Tuning was required for SSD. On disk arrays loading is already much faster with MyRocks than InnoDB and I will publish those soon. The largest tuning benefit comes from setting the rocksdb_load_bulk session variable to disable checks for unique index constraints. A smaller tuning benefit comes from using a smaller value for write_buffer_size, 32MB rather than 128MB used in the previous test. The benefit from a smaller memtable is fewer compares per insert.
The number of load threads is configurable for Linkbench via the loaders variable and I have been using loaders=20. But that is only for the threads that load the link table. The node table in Linkbench is also large and always loaded by a single thread. I hope to make it multi-threaded but until then using too many threads for the link table makes the load slower for the node table. So I repeated the load with loaders=8.
Load Performance for MyRocks
The results below show the average load rate for many configurations. Tuned MyRocks is able to match or beat the load rate for InnoDB on SSD:
- rocks.20c.def - MyRocks, loaders=20, config from previous post
- rocks.20c.32m - MyRocks, loaders=20, write_buffer_size=32M
- rocks.8c.def - MyRocks, loaders=8, config from previous post
- rocks.8c.32m - MyRocks, loaders=8, write_buffer_size=32M
- inno.20c - MySQL 5.7.10, InnoDB, loaders=20, config from previous post
- inno.8c - MySQL 5.7.10, InnoDB, loaders=8, config from previous post
Best memtable size
What is the best memtable size? One approach is to minimize the total number of comparisons done while inserting into the memtable and when merging level 0 files during compaction into level 1. However the comparisons done during insert are in the foreground while comparisons done during compaction are in the background. It is possible that the background comparisons have no impact on latency as long as compaction can keep up with the insert rate. A small memtable reduces the number of compares done in the foreground which is why the best insert rate occurs for the smaller memtables.
Below I show the insert rate as a function of the memtable size. I used db_bench, the RocksDB benchmark client, and configured RocksDB to maximize the impact from memtable insert latency -- compaction disabled, WAL disabled, write batch of size 8, single-thread doing inserts.
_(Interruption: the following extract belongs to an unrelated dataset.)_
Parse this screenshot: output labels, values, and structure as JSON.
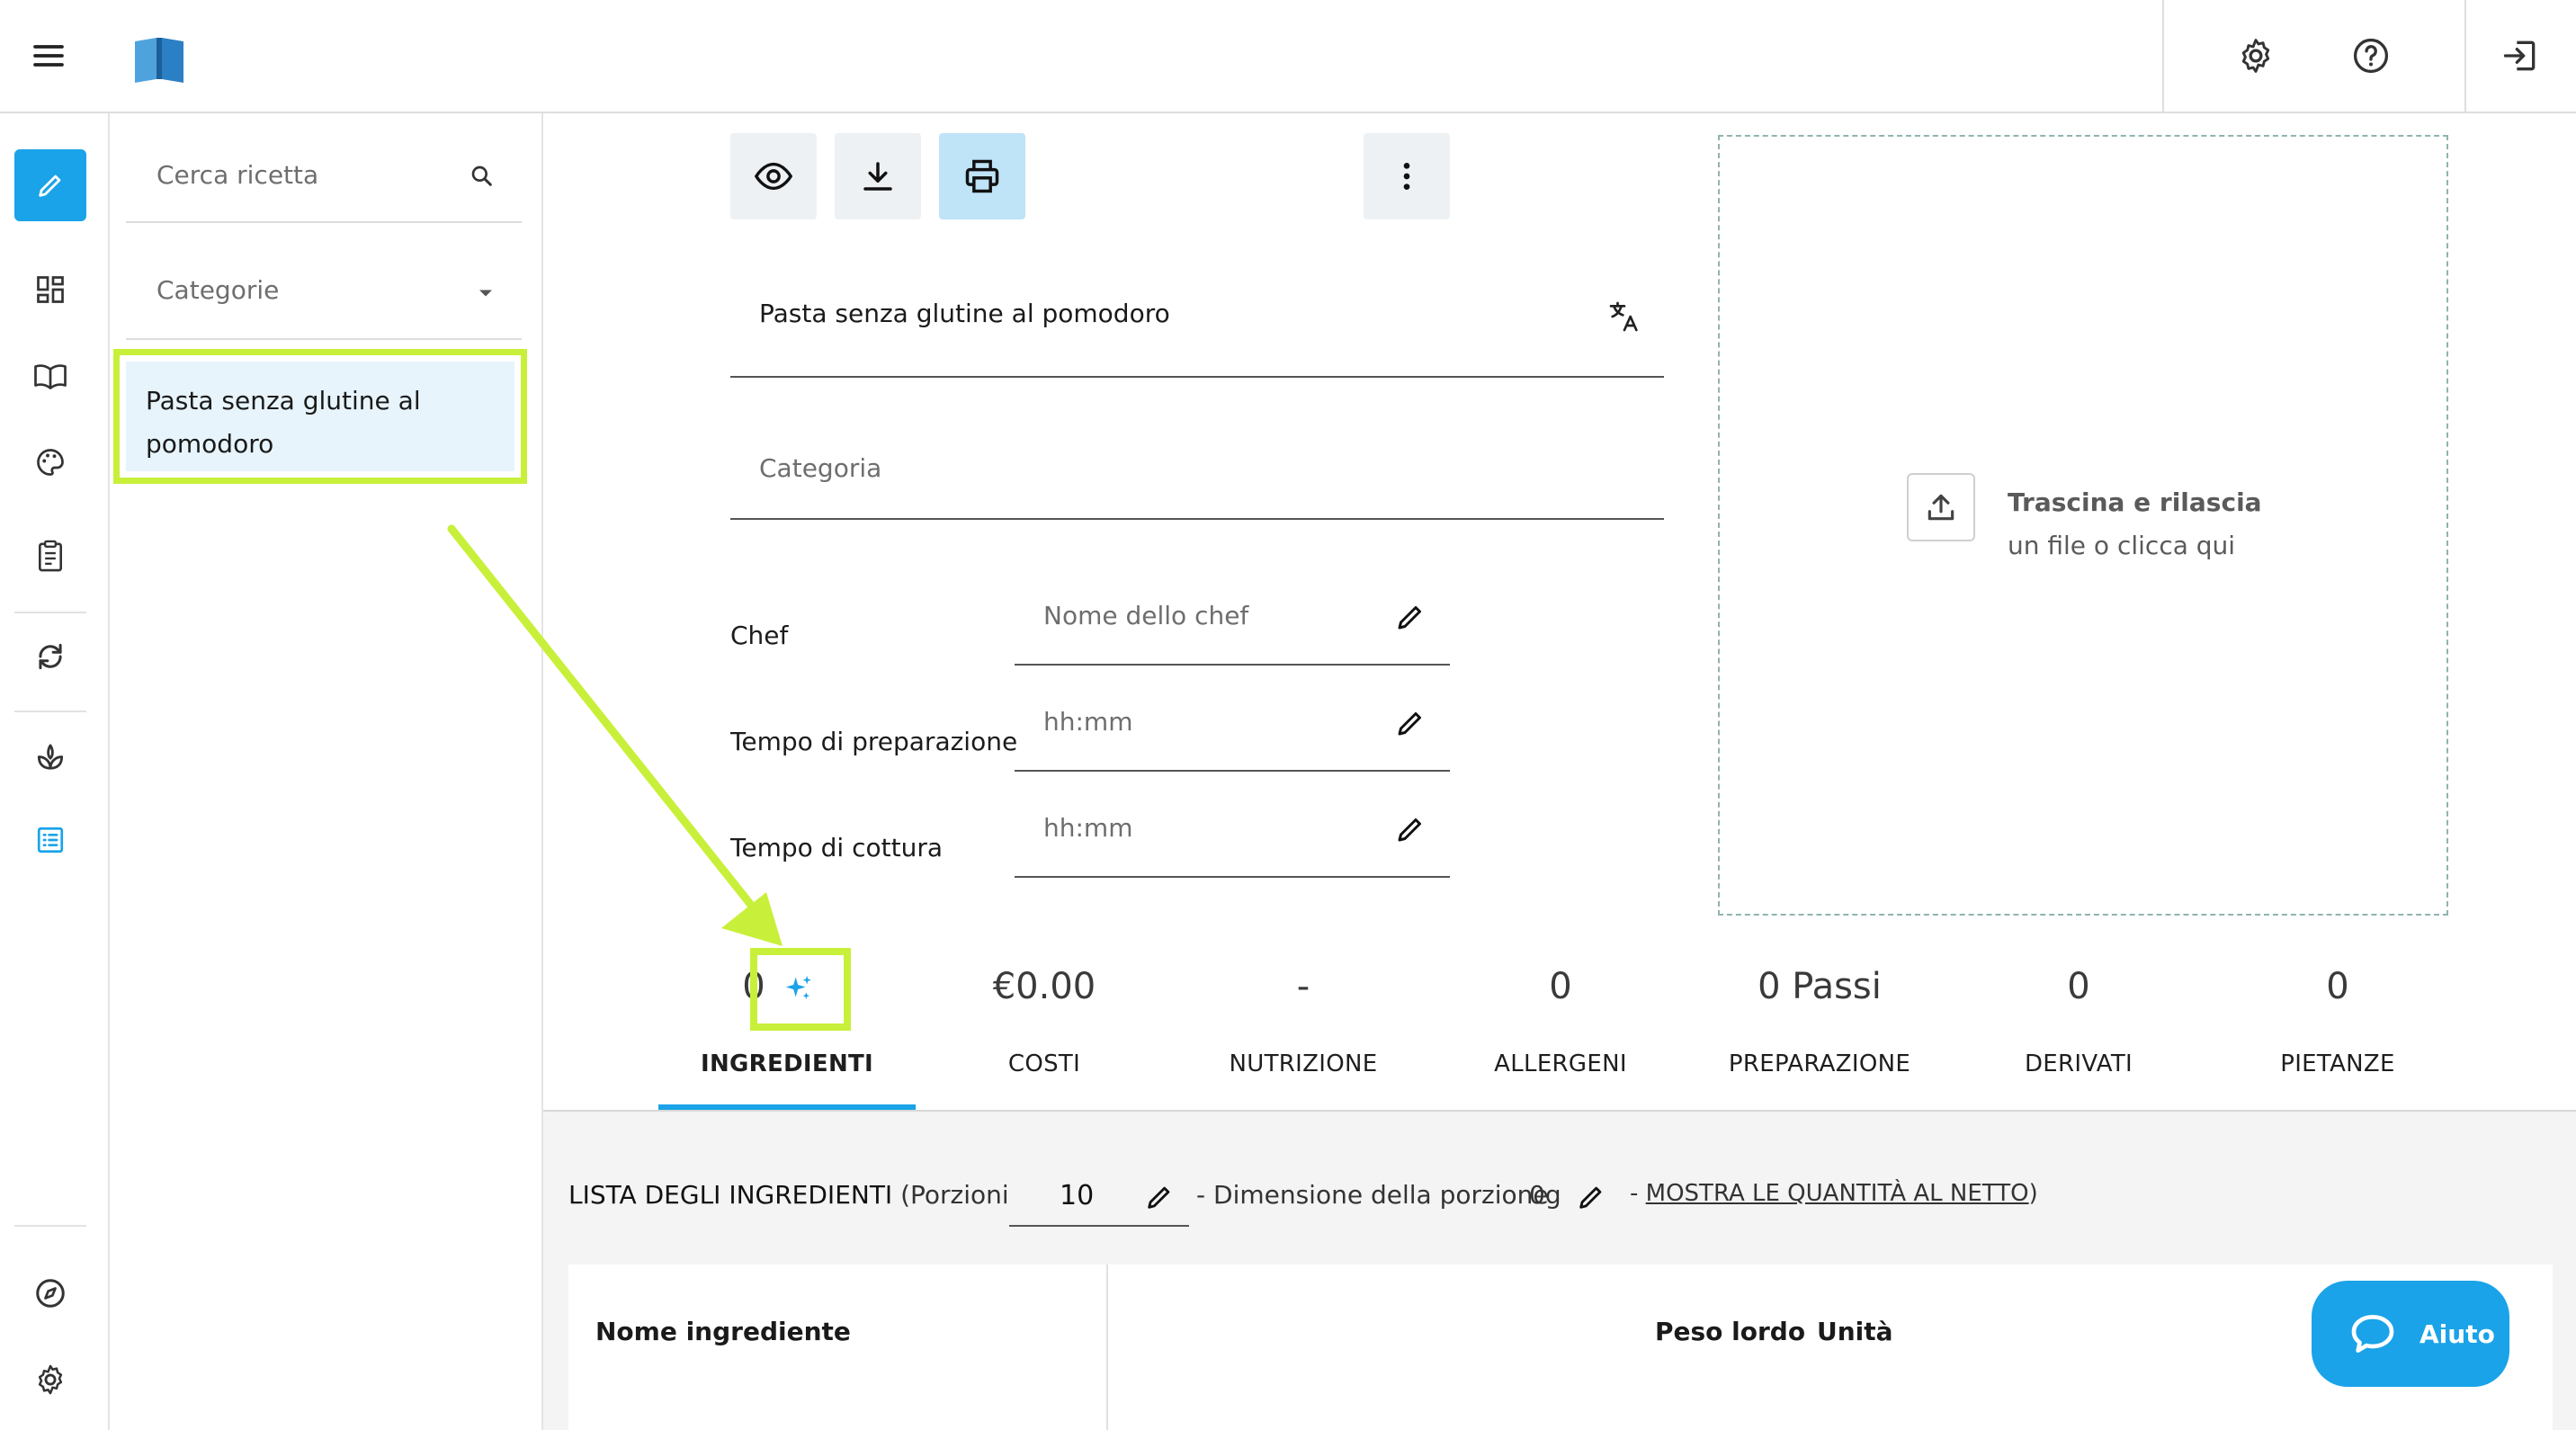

The insert rate declines as the memtable size is increased from 1MB to 128MB. The rate for a 2MB memtable is better than for 1MB because when the memtable is too small there are stalls while switching memtables. The data for the graph is here.